The Elizabeth Taylor Foundation
Since that first gala in 1985, the LGBT community, many new AIDS foundations, and AMFAR, continue to raise money, spread awareness, fight for change and fund research in the pursuit of a cure.

As Elizabeth grew older, her health declined, causing her to reduce the amount of personal appearances she liked to do for the foundation. It was during this time, that Barbara Walters interviewed her at her home, asking if there was anything that she still longed for, having lived such a full life. Elizabeth’s lavender eyes with the double rows of upper lashes lit up and she replied, “Oh yes! To go on feeling good and healthy and to be able to do constructive things…to be able to do things for AIDS like getting my ass out of this house and going to New York or going to Texas or whatever I have to, to raise money. I would give up movies in a second to be healthy enough and well enough to work for AIDS.”

On March 23, 2011, while admitted to Cedars-Sinai Medical Center in Los Angeles for heart failure, Elizabeth Taylor passed away in the presence of her four loving children. The world mourned the loss of a woman that made it clear in the latter decades of her life, that she was an activist first, and an actress second.

One moment in history offers a clear example of this, when in 1986, Elizabeth sat before a congressional subcommittee to ask for funding for AIDS research.
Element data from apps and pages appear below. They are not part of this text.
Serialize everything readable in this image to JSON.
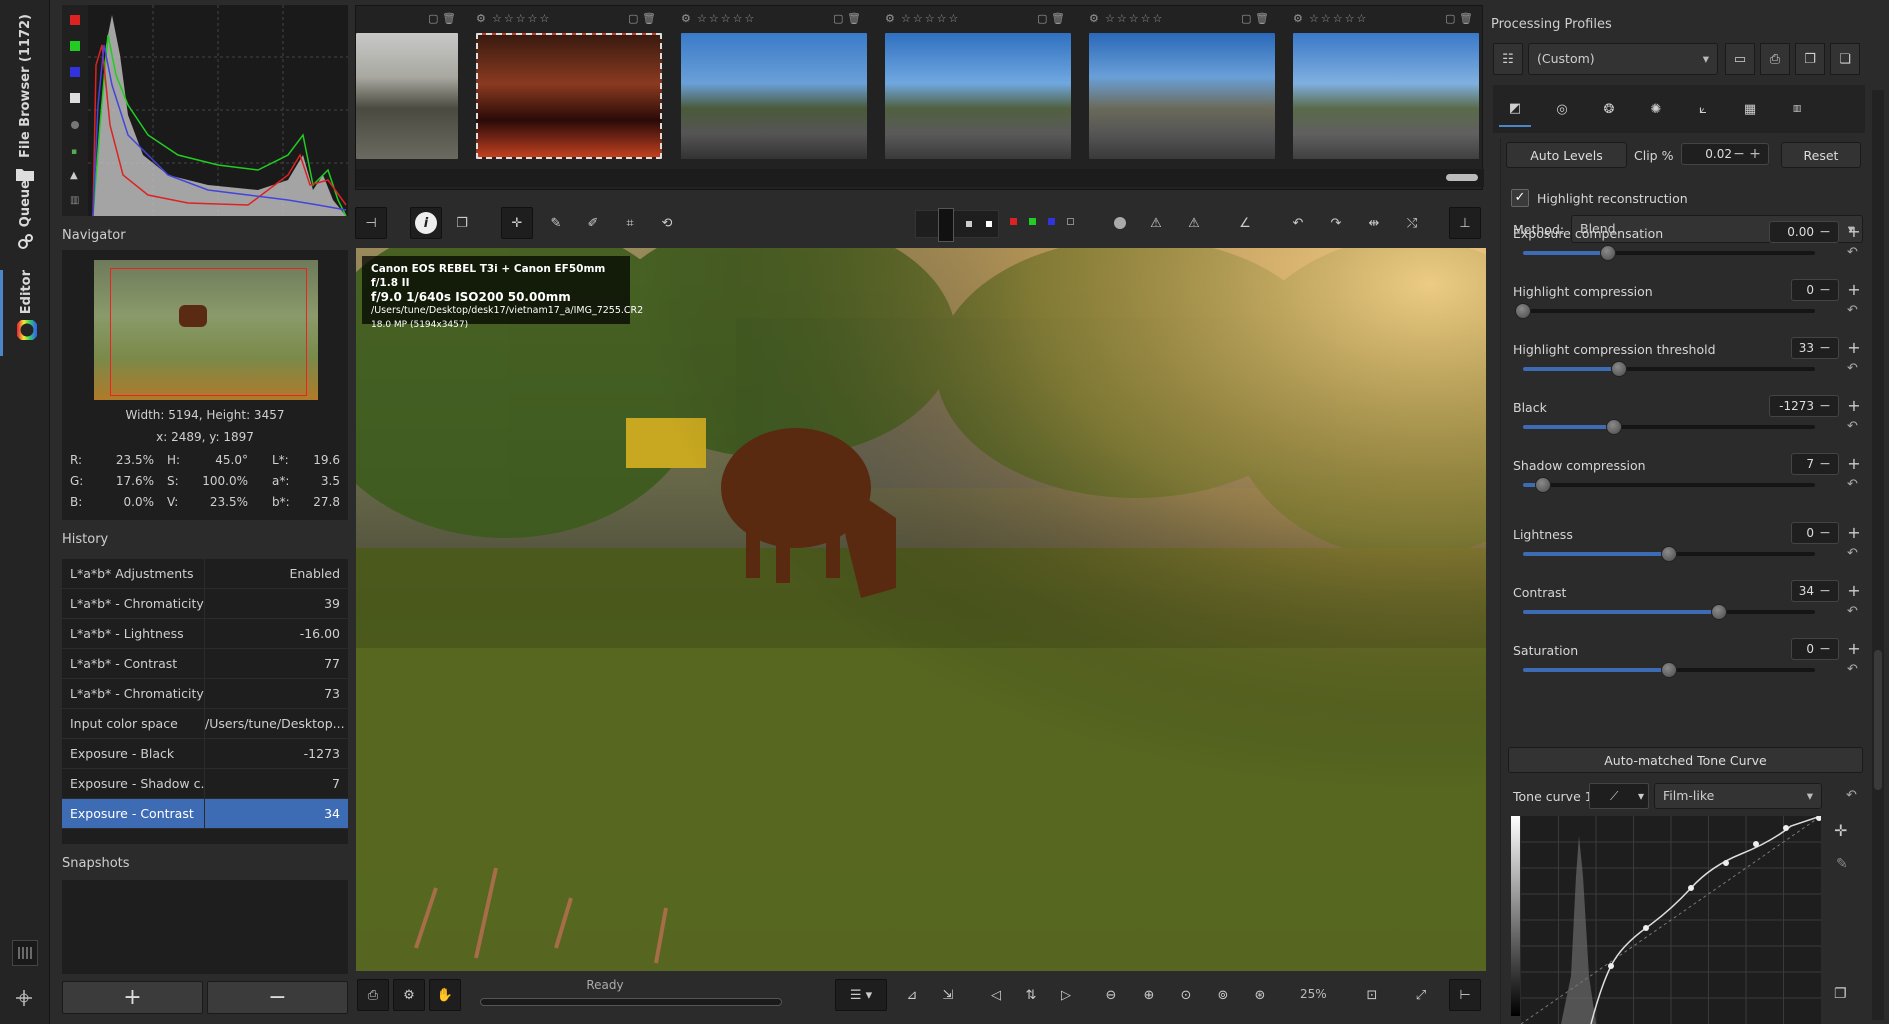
{
  "sidebar": {
    "file_browser_label": "File Browser (1172)",
    "queue_label": "Queue",
    "editor_label": "Editor"
  },
  "navigator": {
    "title": "Navigator",
    "dimensions": "Width: 5194, Height: 3457",
    "coords": "x: 2489, y: 1897",
    "values": {
      "r_label": "R:",
      "r": "23.5%",
      "g_label": "G:",
      "g": "17.6%",
      "b_label": "B:",
      "b": "0.0%",
      "h_label": "H:",
      "h": "45.0°",
      "s_label": "S:",
      "s": "100.0%",
      "v_label": "V:",
      "v": "23.5%",
      "l_label": "L*:",
      "l": "19.6",
      "a_label": "a*:",
      "a": "3.5",
      "bb_label": "b*:",
      "bb": "27.8"
    }
  },
  "history": {
    "title": "History",
    "rows": [
      {
        "name": "L*a*b* Adjustments",
        "value": "Enabled"
      },
      {
        "name": "L*a*b* - Chromaticity",
        "value": "39"
      },
      {
        "name": "L*a*b* - Lightness",
        "value": "-16.00"
      },
      {
        "name": "L*a*b* - Contrast",
        "value": "77"
      },
      {
        "name": "L*a*b* - Chromaticity",
        "value": "73"
      },
      {
        "name": "Input color space",
        "value": "/Users/tune/Desktop..."
      },
      {
        "name": "Exposure - Black",
        "value": "-1273"
      },
      {
        "name": "Exposure - Shadow c...",
        "value": "7"
      },
      {
        "name": "Exposure - Contrast",
        "value": "34"
      }
    ]
  },
  "snapshots": {
    "title": "Snapshots",
    "add_label": "+",
    "remove_label": "−"
  },
  "exif": {
    "camera": "Canon EOS REBEL T3i + Canon EF50mm f/1.8 II",
    "aperture": "f/9.0",
    "shutter": "1/640s",
    "iso": "ISO200",
    "focal": "50.00mm",
    "path": "/Users/tune/Desktop/desk17/vietnam17_a/IMG_7255.CR2",
    "size": "18.0 MP (5194x3457)"
  },
  "status": {
    "text": "Ready",
    "zoom": "25%"
  },
  "profiles": {
    "title": "Processing Profiles",
    "selected": "(Custom)"
  },
  "exposure": {
    "auto_levels": "Auto Levels",
    "clip_label": "Clip %",
    "clip_value": "0.02",
    "reset": "Reset",
    "highlight_reconstruction": "Highlight reconstruction",
    "method_label": "Method:",
    "method_value": "Blend",
    "sliders": [
      {
        "label": "Exposure compensation",
        "value": "0.00",
        "pos": 0.29
      },
      {
        "label": "Highlight compression",
        "value": "0",
        "pos": 0.0
      },
      {
        "label": "Highlight compression threshold",
        "value": "33",
        "pos": 0.33
      },
      {
        "label": "Black",
        "value": "-1273",
        "pos": 0.31
      },
      {
        "label": "Shadow compression",
        "value": "7",
        "pos": 0.07
      },
      {
        "label": "Lightness",
        "value": "0",
        "pos": 0.5
      },
      {
        "label": "Contrast",
        "value": "34",
        "pos": 0.67
      },
      {
        "label": "Saturation",
        "value": "0",
        "pos": 0.5
      }
    ],
    "tone_curve_button": "Auto-matched Tone Curve",
    "tone_curve_label": "Tone curve 1:",
    "tone_curve_mode": "Film-like"
  },
  "colors": {
    "accent": "#3d6cb5",
    "panel_bg": "#2b2b2b",
    "dark_bg": "#1e1e1e"
  }
}
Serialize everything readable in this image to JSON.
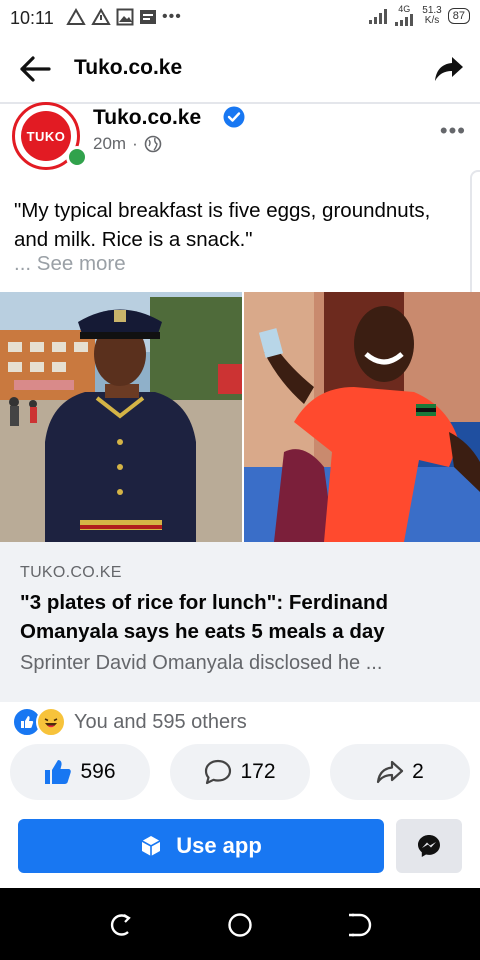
{
  "status_bar": {
    "time": "10:11",
    "net_speed_value": "51.3",
    "net_speed_unit": "K/s",
    "signal_label": "4G",
    "battery": "87",
    "more_dots": "•••"
  },
  "app_bar": {
    "title": "Tuko.co.ke"
  },
  "post": {
    "avatar_text": "TUKO",
    "page_name": "Tuko.co.ke",
    "time_ago": "20m",
    "meta_separator": "·",
    "text": "\"My typical breakfast is five eggs, groundnuts, and milk. Rice is a snack.\"",
    "see_more": "... See more",
    "more_dots": "•••"
  },
  "link_preview": {
    "domain": "TUKO.CO.KE",
    "title": "\"3 plates of rice for lunch\": Ferdinand Omanyala says he eats 5 meals a day",
    "description": "Sprinter David Omanyala disclosed he ..."
  },
  "reactions": {
    "summary": "You and 595 others"
  },
  "actions": {
    "like_count": "596",
    "comment_count": "172",
    "share_count": "2"
  },
  "banner": {
    "use_app_label": "Use app"
  },
  "colors": {
    "brand_blue": "#1877f2",
    "tuko_red": "#e21b23",
    "online_green": "#31a24c"
  }
}
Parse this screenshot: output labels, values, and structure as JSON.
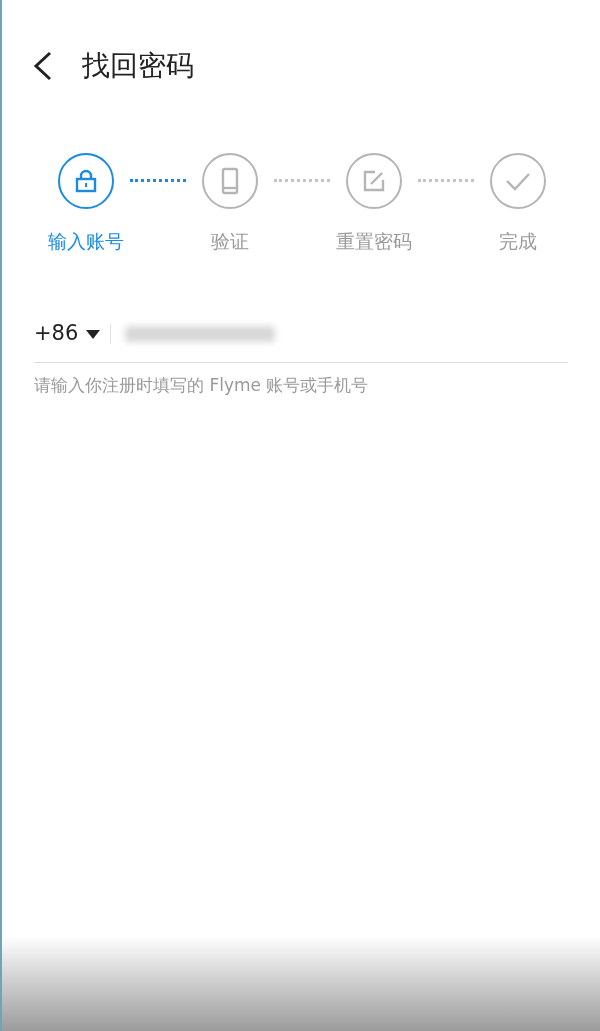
{
  "header": {
    "title": "找回密码"
  },
  "steps": [
    {
      "label": "输入账号",
      "selected": true
    },
    {
      "label": "验证",
      "selected": false
    },
    {
      "label": "重置密码",
      "selected": false
    },
    {
      "label": "完成",
      "selected": false
    }
  ],
  "phone_field": {
    "country_code": "+86",
    "hint": "请输入你注册时填写的 Flyme 账号或手机号"
  }
}
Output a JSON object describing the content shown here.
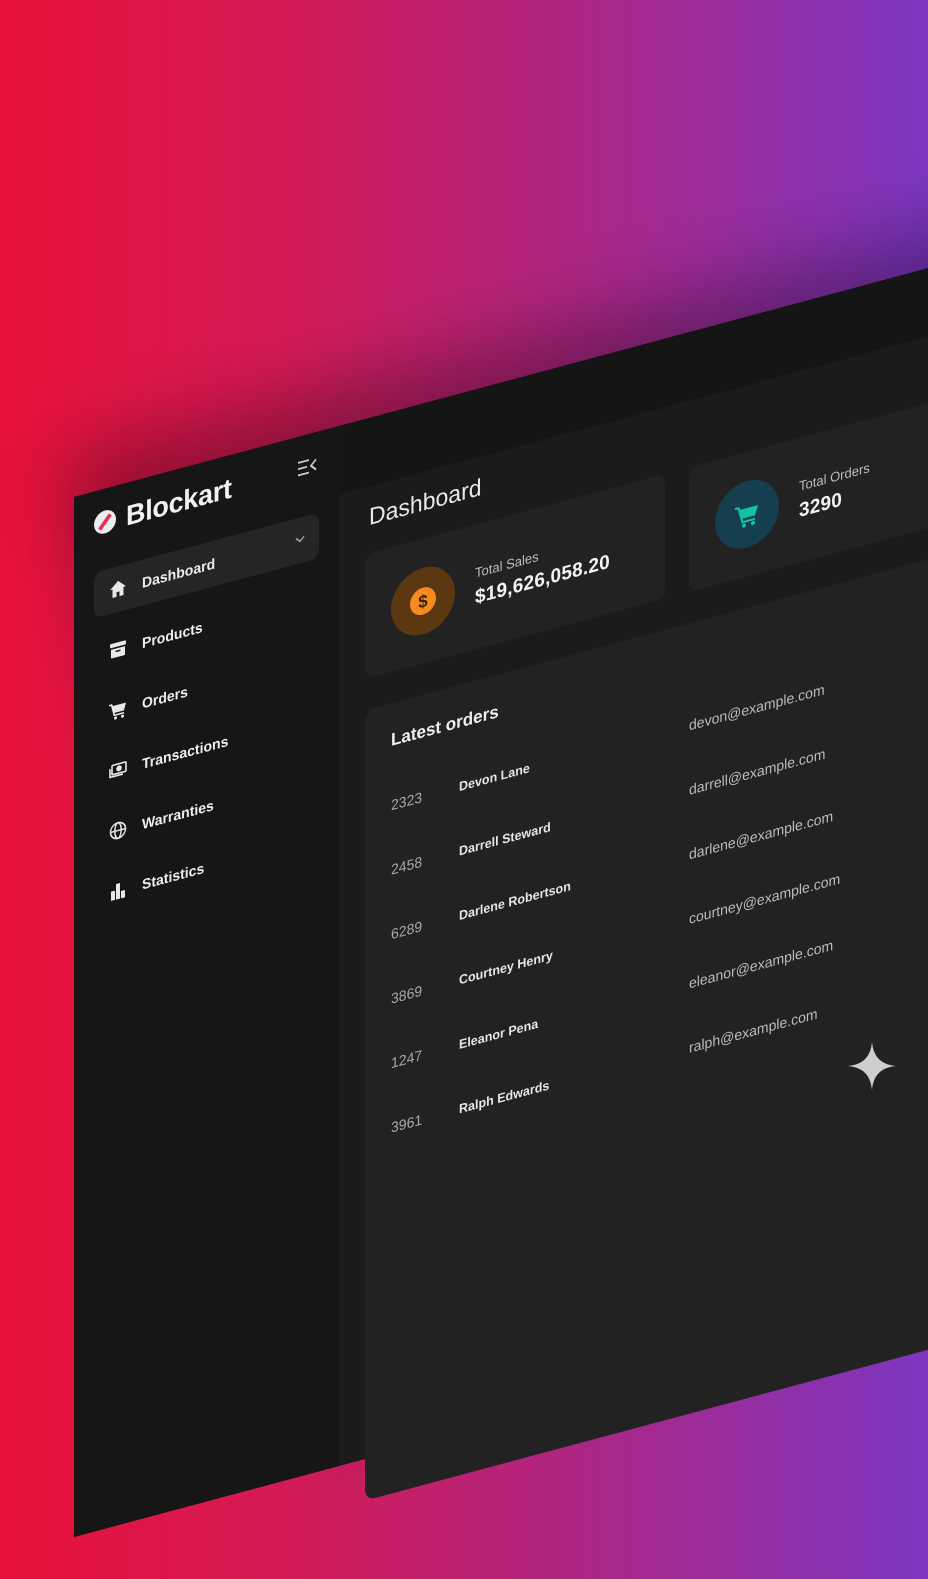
{
  "app": {
    "brand": "Blockart"
  },
  "sidebar": {
    "items": [
      {
        "label": "Dashboard",
        "icon": "home-icon"
      },
      {
        "label": "Products",
        "icon": "archive-box-icon"
      },
      {
        "label": "Orders",
        "icon": "cart-icon"
      },
      {
        "label": "Transactions",
        "icon": "money-icon"
      },
      {
        "label": "Warranties",
        "icon": "globe-icon"
      },
      {
        "label": "Statistics",
        "icon": "bar-chart-icon"
      }
    ]
  },
  "main": {
    "title": "Dashboard",
    "stats": {
      "sales": {
        "label": "Total Sales",
        "value": "$19,626,058.20",
        "icon": "dollar-coin-icon",
        "color": "#f58a1f"
      },
      "orders": {
        "label": "Total Orders",
        "value": "3290",
        "icon": "shopping-cart-icon",
        "color": "#14c1a7"
      }
    },
    "latest_orders": {
      "title": "Latest orders",
      "rows": [
        {
          "id": "2323",
          "name": "Devon Lane",
          "email": "devon@example.com"
        },
        {
          "id": "2458",
          "name": "Darrell Steward",
          "email": "darrell@example.com"
        },
        {
          "id": "6289",
          "name": "Darlene Robertson",
          "email": "darlene@example.com"
        },
        {
          "id": "3869",
          "name": "Courtney Henry",
          "email": "courtney@example.com"
        },
        {
          "id": "1247",
          "name": "Eleanor Pena",
          "email": "eleanor@example.com"
        },
        {
          "id": "3961",
          "name": "Ralph Edwards",
          "email": "ralph@example.com"
        }
      ]
    }
  },
  "colors": {
    "accent_orange": "#f58a1f",
    "accent_teal": "#14c1a7",
    "background_start": "#e8113a",
    "background_end": "#7d36c2"
  }
}
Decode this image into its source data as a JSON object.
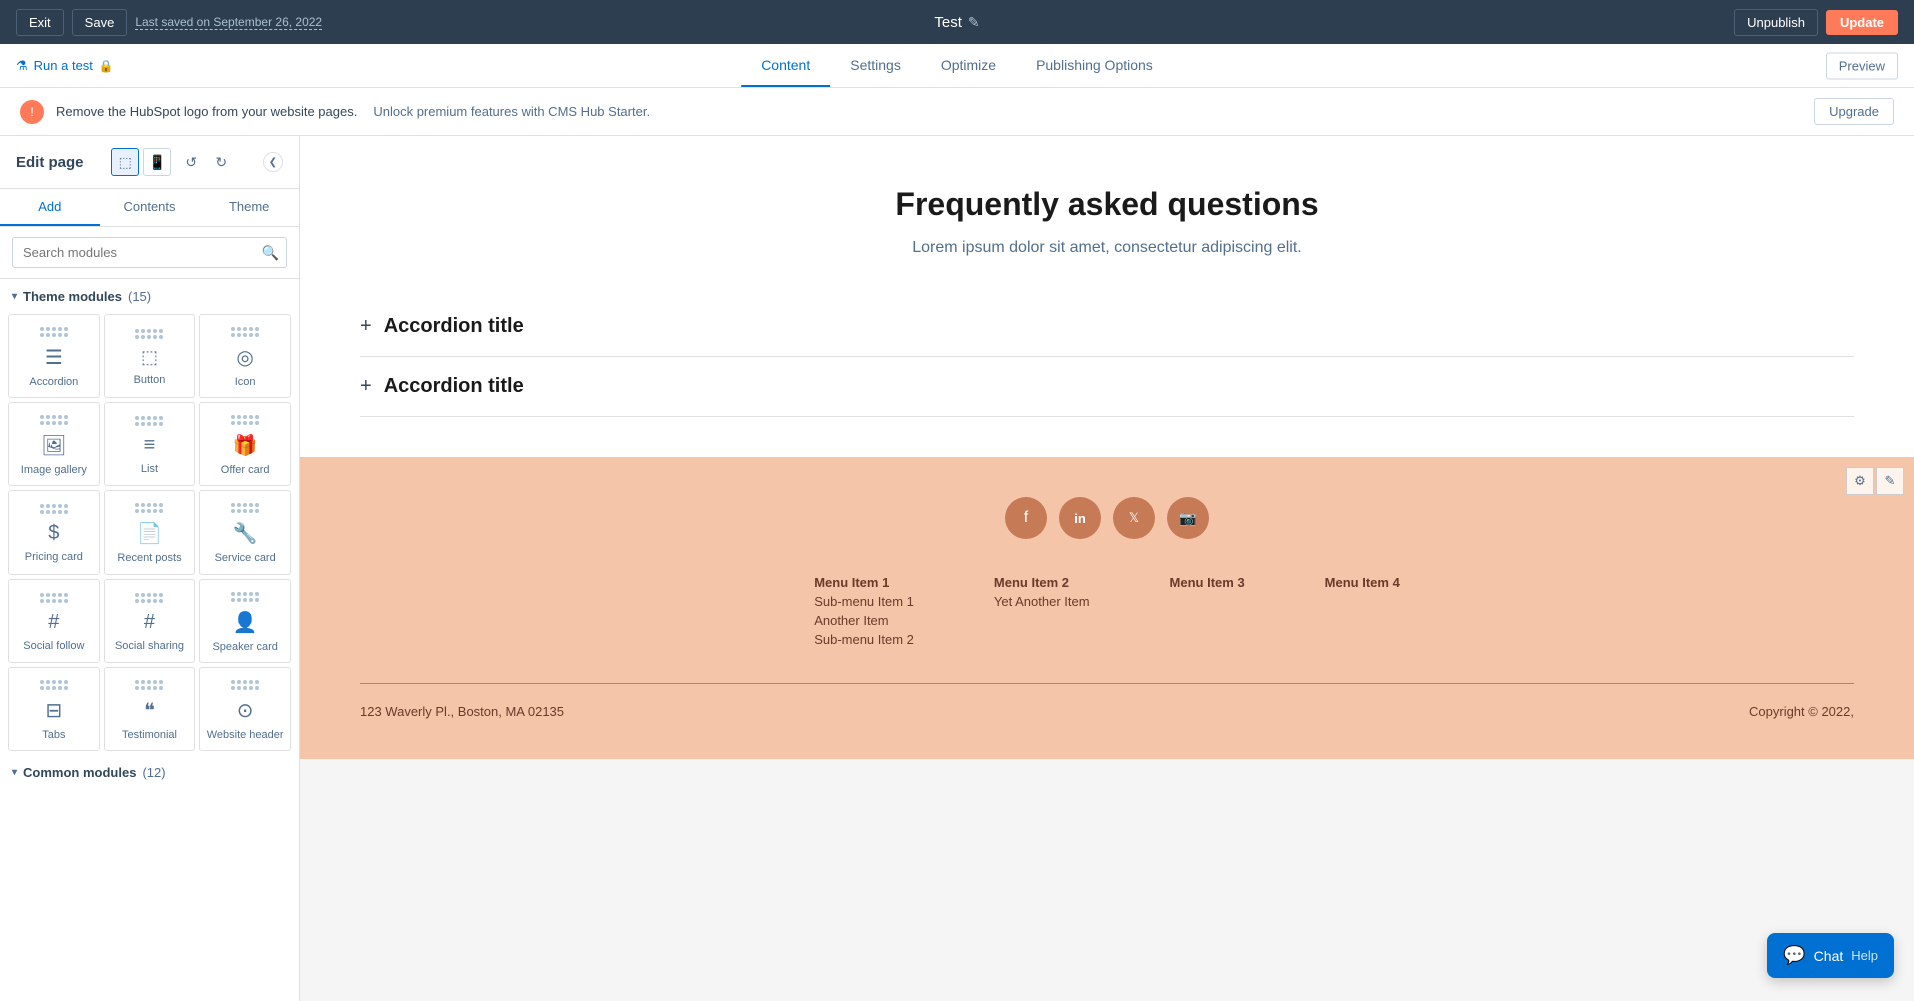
{
  "topbar": {
    "exit_label": "Exit",
    "save_label": "Save",
    "last_saved": "Last saved on September 26, 2022",
    "page_title": "Test",
    "edit_icon": "✎",
    "unpublish_label": "Unpublish",
    "update_label": "Update"
  },
  "navbar": {
    "run_test_label": "Run a test",
    "tabs": [
      {
        "label": "Content",
        "active": true
      },
      {
        "label": "Settings",
        "active": false
      },
      {
        "label": "Optimize",
        "active": false
      },
      {
        "label": "Publishing Options",
        "active": false
      }
    ],
    "preview_label": "Preview"
  },
  "notification": {
    "text": "Remove the HubSpot logo from your website pages.",
    "subtext": "Unlock premium features with CMS Hub Starter.",
    "upgrade_label": "Upgrade"
  },
  "left_panel": {
    "edit_page_title": "Edit page",
    "panel_tabs": [
      "Add",
      "Contents",
      "Theme"
    ],
    "active_tab": "Add",
    "search_placeholder": "Search modules",
    "collapse_arrow": "❮",
    "theme_modules": {
      "label": "Theme modules",
      "count": 15,
      "items": [
        {
          "label": "Accordion",
          "icon": "☰"
        },
        {
          "label": "Button",
          "icon": "⬚"
        },
        {
          "label": "Icon",
          "icon": "◎"
        },
        {
          "label": "Image gallery",
          "icon": "⊞"
        },
        {
          "label": "List",
          "icon": "≡"
        },
        {
          "label": "Offer card",
          "icon": "🎁"
        },
        {
          "label": "Pricing card",
          "icon": "$"
        },
        {
          "label": "Recent posts",
          "icon": "📄"
        },
        {
          "label": "Service card",
          "icon": "🔧"
        },
        {
          "label": "Social follow",
          "icon": "#"
        },
        {
          "label": "Social sharing",
          "icon": "#"
        },
        {
          "label": "Speaker card",
          "icon": "👤"
        },
        {
          "label": "Tabs",
          "icon": "⊟"
        },
        {
          "label": "Testimonial",
          "icon": "❝"
        },
        {
          "label": "Website header",
          "icon": "⊙"
        }
      ]
    },
    "common_modules": {
      "label": "Common modules",
      "count": 12
    }
  },
  "content": {
    "faq": {
      "title": "Frequently asked questions",
      "subtitle": "Lorem ipsum dolor sit amet, consectetur adipiscing elit.",
      "accordion_items": [
        {
          "title": "Accordion title"
        },
        {
          "title": "Accordion title"
        }
      ]
    },
    "footer": {
      "social_icons": [
        "f",
        "in",
        "🐦",
        "📷"
      ],
      "nav_columns": [
        {
          "items": [
            "Menu Item 1",
            "Sub-menu Item 1",
            "Another Item",
            "Sub-menu Item 2"
          ]
        },
        {
          "items": [
            "Menu Item 2",
            "Yet Another Item"
          ]
        },
        {
          "items": [
            "Menu Item 3"
          ]
        },
        {
          "items": [
            "Menu Item 4"
          ]
        }
      ],
      "address": "123 Waverly Pl., Boston, MA 02135",
      "copyright": "Copyright © 2022,"
    }
  },
  "chat_widget": {
    "chat_label": "Chat",
    "help_label": "Help"
  }
}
At one point, it became obvious that she wanted to make sure everyone in the room understood that they were dealing with an activist — not an actress, when she declared, “I will not be ignored and I will not go away…so help me, please.” The woman who was exceptionally pretty on the outside, also possessed a supernatural amount of compassion, love and kindness on the inside.

Elizabeth Taylor was a celebrity that used her power to make progress.

The Elizabeth Taylor AIDS Foundation (ETAF)